Posted on Fri, Apr 16, 2004
A look at a churches stand to Christian Contemporary Music
Tom Richard on
Some of it is theologically weak. Some of it is exciting and could be at the forefront of renewal in our churches. We need to be open to new forms of worship within our tradition. The mass migration of young adults, seekers, generation-xers, to alternative forms of worship will continue for some time yet, and then level off. But those churches which closed their minds and doors to different forms of worship now will be the losers later, if they wait for the leveling off to happen. Again, I worry about churches which do not seem to have the ability or passion for interpreting the gospel in light of cultural shifts. To me this is basic Christianity 101. We are in a time when a new form of worship has filled an obvious vacuum for people. Do we fight the need being expressed, or do we examine the dynamics of this religious phenomenon and engage our churches in a discussion of how to address it in worship without dumbing down the Gospel and the responsibilities of Christian life? I’ve seen some wonderful examples of churches which have a blended service of traditional and contemporary approaches, as well as ones that have separate expressions, but make a concerted effort to keep the unity of the church alive and focused.
Jan Collier, married mother of a 12-year-old daughter, describes a contemporary worship service at Cedarwood Community Church as “like opening a box of chocolates. You never know what kind of treat you’re going to find.”
Retired Army officer John Abrams says the people of the church, coming from various religious backgrounds “blend together to formulate a strong church with a variety of skills and talents.”
Newcomer Jack Kemp, a newspaper advertising salesman in his thirties, describes the service as beginning with a time of prayer led by the “Praise Singers” accompanied by CD’s or the Praise Band.
This Church uses PowerPoint just like we do..Although they have a Worship and Praise team which is something we could possibly have...
He continues: “The first two or three songs will be up tempo with the worshipers clapping with the music. The last two songs will be more worshipful. The singing will be continuous for 10 to 15 minutes with the words displayed on a big screen for the worshipers and on a monitor screen for the Praise Singers. These screen displays are computer driven. After the music there is a time for people to greet one another and welcome those visiting. A time for the children follows with a 3 - 5 minute message to them.”

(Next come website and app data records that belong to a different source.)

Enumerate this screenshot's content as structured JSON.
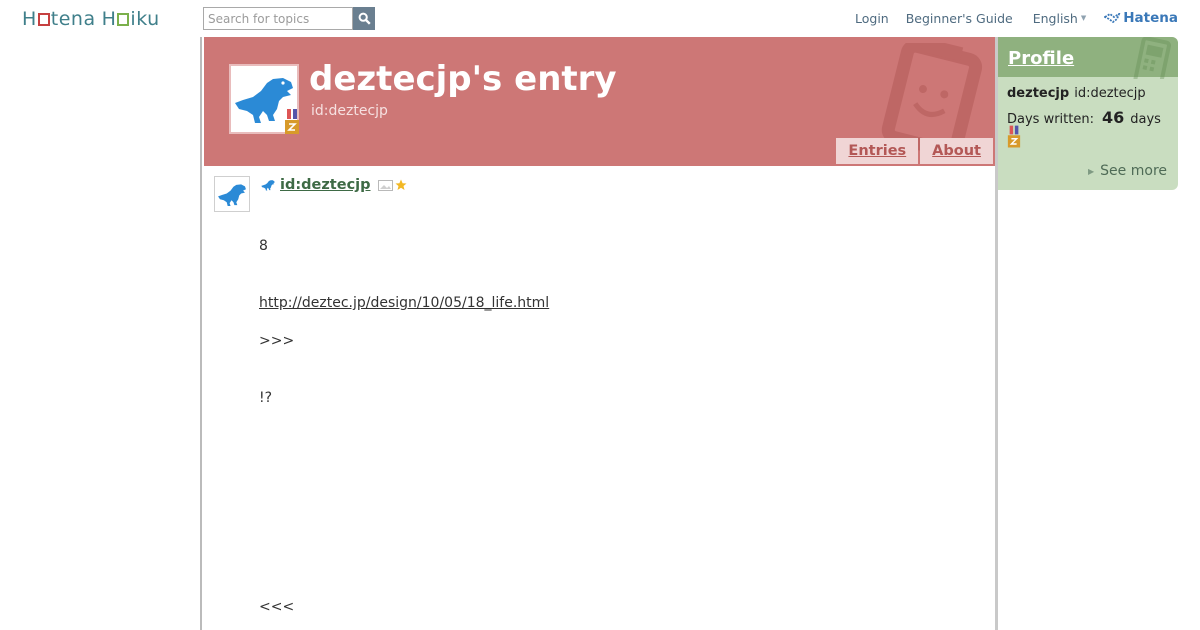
{
  "header": {
    "logo_text": "Hatena Haiku",
    "search_placeholder": "Search for topics",
    "nav": {
      "login": "Login",
      "guide": "Beginner's Guide",
      "language": "English",
      "hatena": "Hatena"
    }
  },
  "banner": {
    "title": "deztecjp's entry",
    "user_id": "id:deztecjp",
    "tabs": [
      "Entries",
      "About"
    ]
  },
  "entry": {
    "user_link": "id:deztecjp",
    "lines": [
      "8",
      "http://deztec.jp/design/10/05/18_life.html",
      ">>>",
      "!?",
      "<<<"
    ]
  },
  "profile": {
    "heading": "Profile",
    "name": "deztecjp",
    "id": "id:deztecjp",
    "days_label": "Days written:",
    "days_count": "46",
    "days_unit": "days",
    "see_more": "See more"
  },
  "colors": {
    "banner_bg": "#cd7776",
    "profile_bg": "#c9ddc0",
    "profile_head": "#8fb17f",
    "link_blue": "#4f6b80"
  }
}
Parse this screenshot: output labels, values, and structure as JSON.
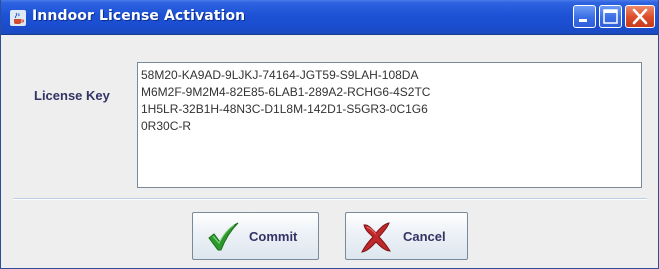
{
  "window": {
    "title": "Inndoor License Activation",
    "app_icon": "java-cup-icon",
    "controls": [
      "minimize-icon",
      "maximize-icon",
      "close-icon"
    ]
  },
  "form": {
    "license_key_label": "License Key",
    "license_key_value": "58M20-KA9AD-9LJKJ-74164-JGT59-S9LAH-108DA\nM6M2F-9M2M4-82E85-6LAB1-289A2-RCHG6-4S2TC\n1H5LR-32B1H-48N3C-D1L8M-142D1-S5GR3-0C1G6\n0R30C-R"
  },
  "buttons": {
    "commit_label": "Commit",
    "commit_icon": "checkmark-icon",
    "cancel_label": "Cancel",
    "cancel_icon": "x-mark-icon"
  },
  "colors": {
    "titlebar": "#1d52d6",
    "commit_icon": "#2a9a2a",
    "cancel_icon": "#c0282a",
    "label_text": "#333366"
  }
}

Cedarwood Community Church, pastored by the Rev. Earl Crutchfield, was admitted to NACCC membership at the 2002 NACCC Annual Meeting in Spokane, Washington.
Cedarwood is located in Wetumpka, Alabama, population 6000. Wetumpka is described by Crutchfield as a “typical southern conservative town where all the churches are very traditional, mostly Southern Baptist.”
Crutchfield planted the church more than a year ago, taking an unusual tack in that he had no “core” group of people. He tells how he brought Congregationalism and contemporary worship to Baptist Land:
“We targeted the unchurched of the area with a direct mail letter announcing our Grand Opening Service. Only the unchurched who came that first Sunday stayed with us. Our worship area is in unfinished metal building, and we use padded chairs instead of pews. During our time of worship we use Praise and Worship music with the words on the big screen from a computer-driven monitor. We use the projection system for the announcements, scripture, and outline of the message. We do not have any song books, piano, organ, or choir. Instead, we use keyboards, guitar, and CD’s with a group of Praise Singers leading our worship service. We also use some drama and movie or video clips. Our worship and music are spirited with the objective of connecting with the people and providing the opportunity for them to experience God.
“We still target the unchurched and the newcomers to the area. Cedarwood has a great diversity of people, and all age groups are represented that worship with us. Other churches in our area have now started using Praise ∓mp;mp;mp; Worship music or have started new contemporary worship services using the type of multimedia technology that Cedarwood is using.
“I understand that Praise and Worship or contemporary music is not for all churches, but it can be used in some churches along with multimedia as an alternative to the traditional style of worship to attract unchurched people. We have proven at Cedarwood that you can plant a new Congregational church even without a core group of people, using modern music and multimedia even in a very small, conservative area like Wetumpka, Alabama.”